So your friend may well be flying the largest jets but he is probably decades away from being a captain on one.

Edit: I don’t mean to sound negative about it, it’s not a job that I’d like to do, but many young guys love the travel, good pay, and no great responsibility.

How do these pilots gain actual skills in the critical activities of landing and taking off in planes while stuck in this “cruise pilot” positions? Do they have other, smaller aircraft that they actually control with regularity?

What kind of credit and background checks would you need to go through to rent one? I don’t think you can just walk up to your local FBO and ask for an upgrade from the Cessna to a 747.

I suspect it might be easier to steal one off the the ramp at an airport in a country where the security staff’s allegiance is negotiable. But even then, you’ll need to gas it up somewhere, opening up a new challenge.

Thanks I appreciate the answers. My idea was that Al Qaeda would want to cause little suspicion as possible, so they wouldn’t rent one. They would simply train a pilot, who would eventually (somehow) smuggle a weapon in the cockpit and off his co-pilot then simply pull off a repeat of 9/11

And this way there is no suspicion at all till the plane is crashing into something.

What about if you were flying FROM another country to here. Are their standards for flying jets (similar to those used in 9/11) and training the same. I just thought someone could fly the plane from say Europe then off the co-pilot just as it’s coming into NY or Boston and then crash

Assuming vast piles of money, there is nothing to stop Al Qaeda from recruiting two potential pilots of “clean” background, sending them off to pilot training all the way through big jets, then purchasing a USED jet for terrorist purposes. Would probably only take 2-3 years if they planned well.

Of course, if you don’t have money to buy your own jet that does complicate things a bit.

You only have to know how to get it off the ground and trim it for normal flight (it’s a one way trip). It could all be done in a simulator. A GPS replaces any navigation skill so all that is necessary is to maintain the power settings and avoid hitting VNE before you hit the target. Learning the cockpit layout would be half the battle. On large aircraft they are custom ordered to the carrier’s requirements.

You don’t need piles of money to sign a contract. You just need the down payment and a line of credit to purchase fuel. 90% of the event would be financed by the vendor.

They use a flight simulator to maintain their skills.

They wouldn’t need to. There’s an axe in the cockpit among other things, also don’t some American pilots carry a gun? Anyway it’d be easy enough to get the axe out without raising suspicion from the other pilot. You’d probably want to wait till the third guy was off having a toilet break or something.

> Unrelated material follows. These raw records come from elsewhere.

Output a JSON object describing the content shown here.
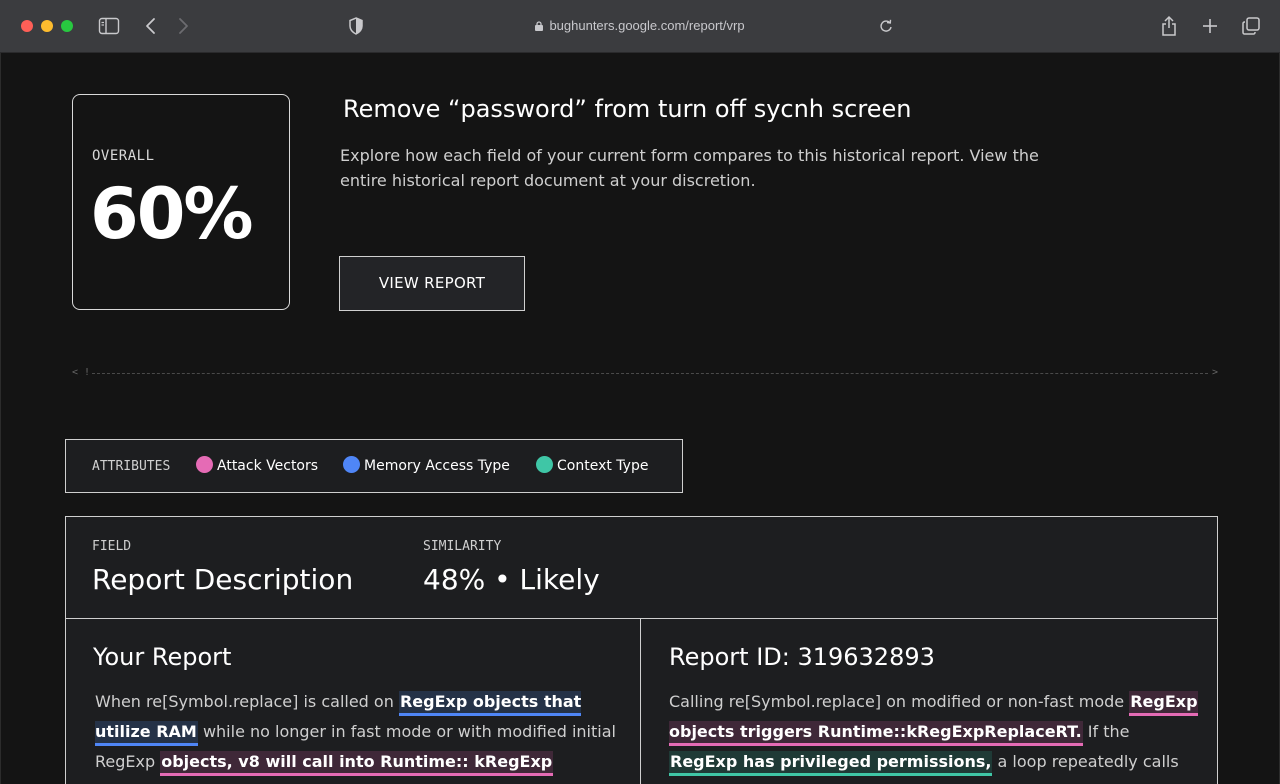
{
  "browser": {
    "url": "bughunters.google.com/report/vrp"
  },
  "overall": {
    "label": "OVERALL",
    "value": "60%"
  },
  "report": {
    "title": "Remove “password” from turn off sycnh screen",
    "description": "Explore how each field of your current form compares to this historical report. View the entire historical report document at your discretion.",
    "view_button": "VIEW REPORT"
  },
  "divider": {
    "left": "< !",
    "right": ">"
  },
  "attributes": {
    "label": "ATTRIBUTES",
    "items": [
      {
        "label": "Attack Vectors",
        "color": "#e56bb5"
      },
      {
        "label": "Memory Access Type",
        "color": "#4f86f7"
      },
      {
        "label": "Context Type",
        "color": "#3fc6a6"
      }
    ]
  },
  "field": {
    "field_label": "FIELD",
    "field_value": "Report Description",
    "similarity_label": "SIMILARITY",
    "similarity_value": "48% • Likely"
  },
  "your_report": {
    "title": "Your Report",
    "text_1": "When re[Symbol.replace] is called on ",
    "hl_1": "RegExp objects that utilize RAM",
    "text_2": " while no longer in fast mode or with modified initial RegExp ",
    "hl_2": "objects, v8 will call into Runtime:: kRegExp"
  },
  "historical": {
    "title": "Report ID: 319632893",
    "text_1": "Calling re[Symbol.replace] on modified or non-fast mode ",
    "hl_1": "RegExp objects triggers Runtime::kRegExpReplaceRT.",
    "text_2": " If the ",
    "hl_2": "RegExp has privileged permissions,",
    "text_3": " a loop repeatedly calls"
  }
}
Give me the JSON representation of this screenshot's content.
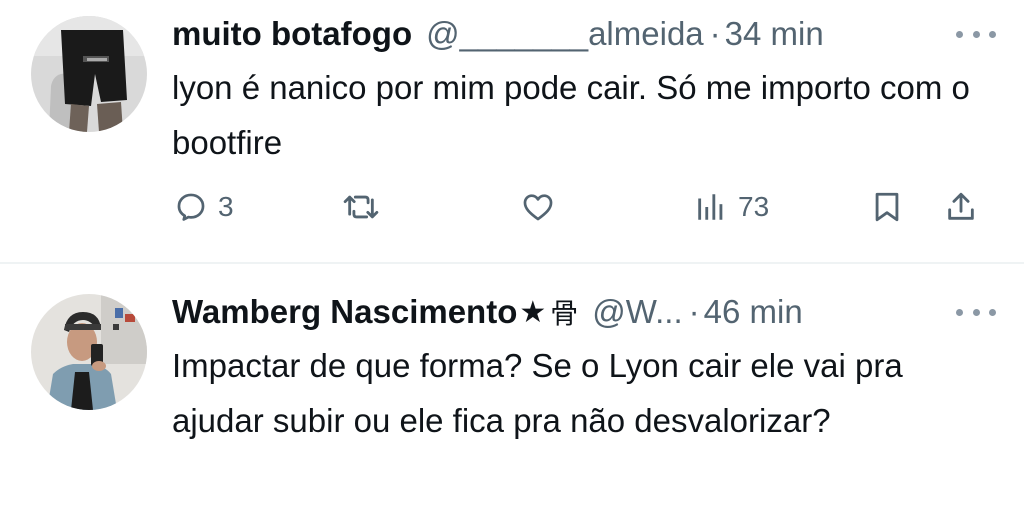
{
  "tweets": [
    {
      "display_name": "muito botafogo",
      "handle": "@_______almeida",
      "separator": "·",
      "time": "34 min",
      "text": "lyon é nanico por mim pode cair. Só me importo com o bootfire",
      "avatar_icon": "avatar-photo-dark-shorts",
      "actions": {
        "reply_count": "3",
        "retweet_count": "",
        "like_count": "",
        "views_count": "73"
      }
    },
    {
      "display_name": "Wamberg Nascimento",
      "star": "★",
      "badge_glyph": "⾻",
      "handle": "@W...",
      "separator": "·",
      "time": "46 min",
      "text": "Impactar de que forma? Se o Lyon cair ele vai pra ajudar subir ou ele fica pra não desvalorizar?",
      "avatar_icon": "avatar-photo-mirror-selfie"
    }
  ],
  "colors": {
    "text": "#0f1419",
    "secondary": "#536471",
    "divider": "#eff3f4"
  }
}
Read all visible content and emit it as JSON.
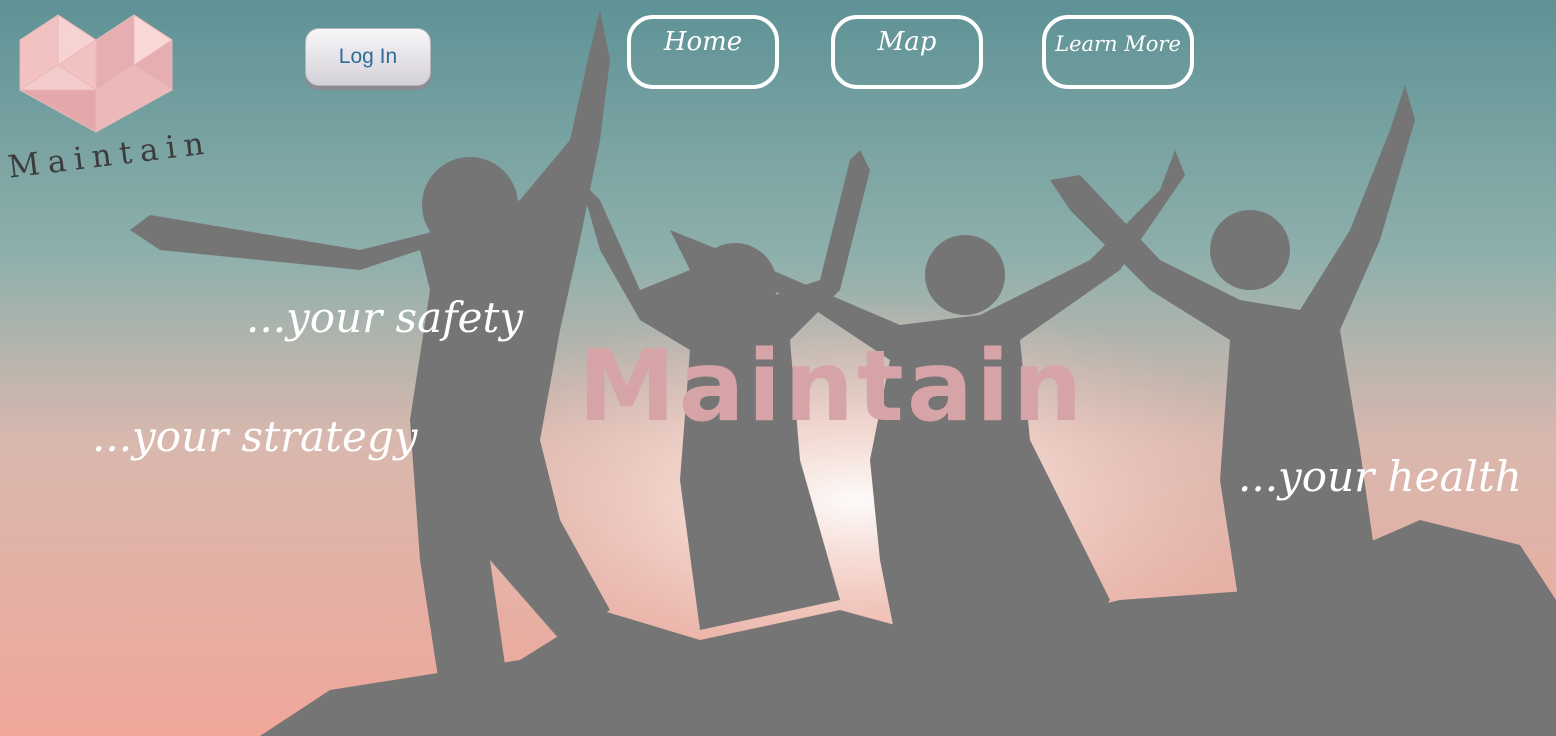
{
  "brand": {
    "logo_text": "Maintain"
  },
  "auth": {
    "login_label": "Log In"
  },
  "nav": {
    "items": [
      {
        "label": "Home"
      },
      {
        "label": "Map"
      },
      {
        "label": "Learn More"
      }
    ]
  },
  "hero": {
    "title": "Maintain",
    "taglines": [
      "...your safety",
      "...your strategy",
      "...your health"
    ]
  },
  "colors": {
    "title_pink": "#d6a4a6",
    "silhouette": "#757575",
    "logo_pink": "#f2c2c2"
  }
}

You need money for training the pilots, supporting them during training, and for that downpayment and fuel. Not the full cost of an airplane, but it’s still a substantial sum and probably into the 7 figures.

This is a fun pure hypothetical, but I’ll bet AQ never bothers with anything that looks like September 11th ever again.
I mean, come on, couldn’t any of us think of another dozen higher-yielding attacks that could be carried out with those resources?
Suicide bombs set off in the cattle gate systems for people trying to get INTO the secure area at ATL?
Just takes one guy…
Screwing up municipal water supplies?
Disabling major oil/gas infrastructure?
Our cost of hardening a target is substantial; the cost to organized terror of changing targets is zero.

I agree. I can think of so many cheap methods of killing lots of people. Don’t want to talk about them though. I hope there is someone in the govt whose only job is to think stuff like this up.